The eKubator Project

Changing Change Islands
July 27, 2001
{Author: eBerg Staff}




  The last decade has undoubtedly been a time of change for Newfoundland and Labrador. No more has this been felt than in rural Newfoundland. No more has this been felt than on Change Islands.

  Change Islands has been settled since the latter half of the 18th century when the Labrador fishery rose to prominence. By the beginning of the 20th century, it was a prosperous settlement with a population of over 1,000 people who fished in the northern waters or worked in the huge merchant premises that lined the shores. By 1998, the population hovered around 350. The community was hardhit by outmigration, fueled by the collapse of the groundfishery.

  Change Islands is a resilient community. Its town council, under the mayorship of Doreen Hart, is renowned as one of the most financially sound and progressive in the province. The Town of Change Islands undertook a community development plan over the last number of years, hired a development officer and worked to build upon its strengths. The town’s economic development committee draws from various stakeholder groups in the community, and the representation is critical to building community and moving ahead, Mrs. Hart emphasized.

  “If you’re looking to begin a community initiative, it is very important to involve the greater community,“ she said.

  Most recently, the town’s Economic Development Committee weaved together an exciting idea for the town - a manufacturing initiative that would work to diversify the local economy and create jobs. The project is scheduled to be released in the coming months.

  Mayor Hart is a long-time believer in shaping and seizing opportunity. A couple of years ago, she told a conference that “rural communities cannot wait on government for answers.” Mayor Hart practices what she preaches. Change Islands is forging ahead - not just with the town’s manufacturing project, but with new initiatives to tap the boundless tourism potential of the island, including a new geological interpretation centre. It’s also considering revisions to its community plan to explore future opportunities and create a plan of attack.

  On the surface, Change Islands does not appear to have changed much at all - with its tidy gardens, fishing stages, unique geology and historic nuances, it’s a very traditional community. Tourism experts point to it as a cultural and historic icon; a breathing, living piece of our past.

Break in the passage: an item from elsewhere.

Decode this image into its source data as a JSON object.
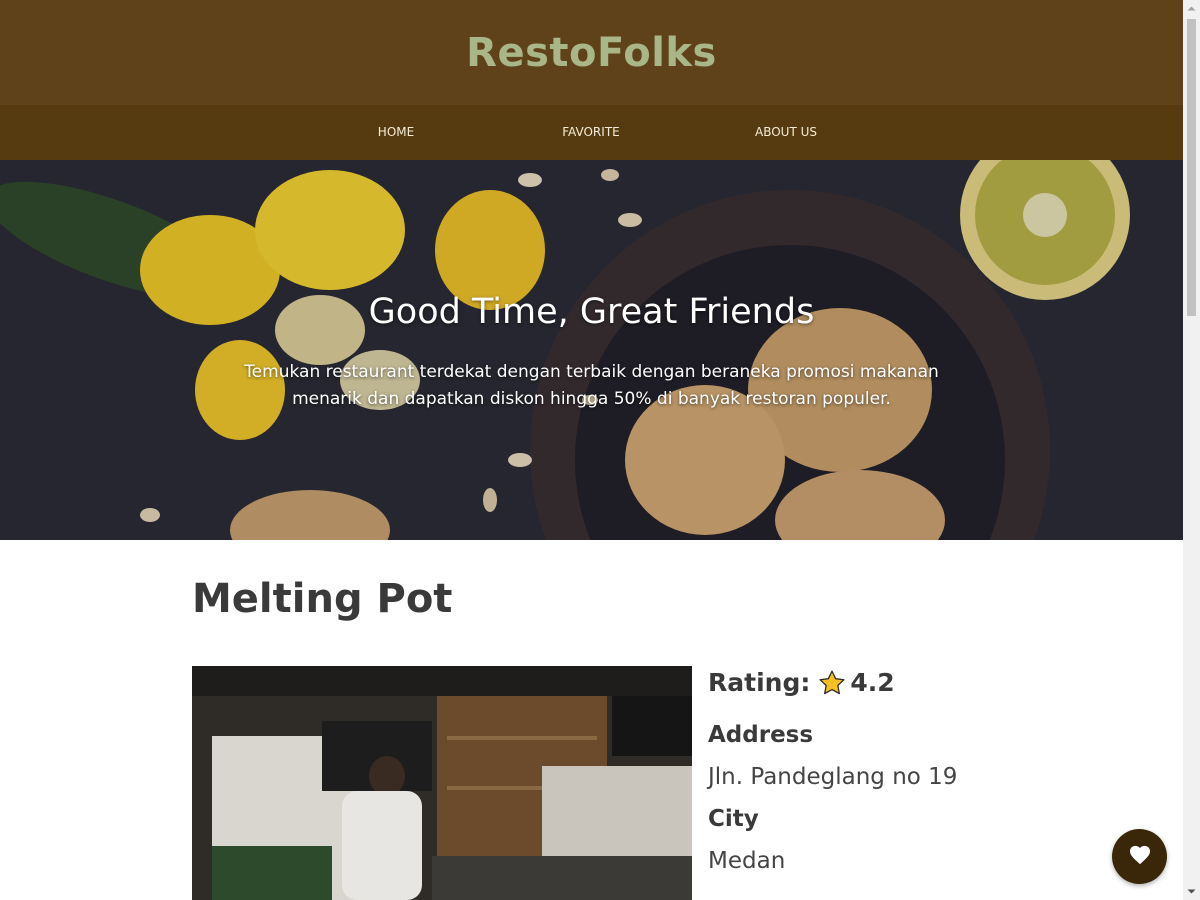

Beneath the exterior however, change abounds, and change, as this community is proving, can be a very positive thing indeed.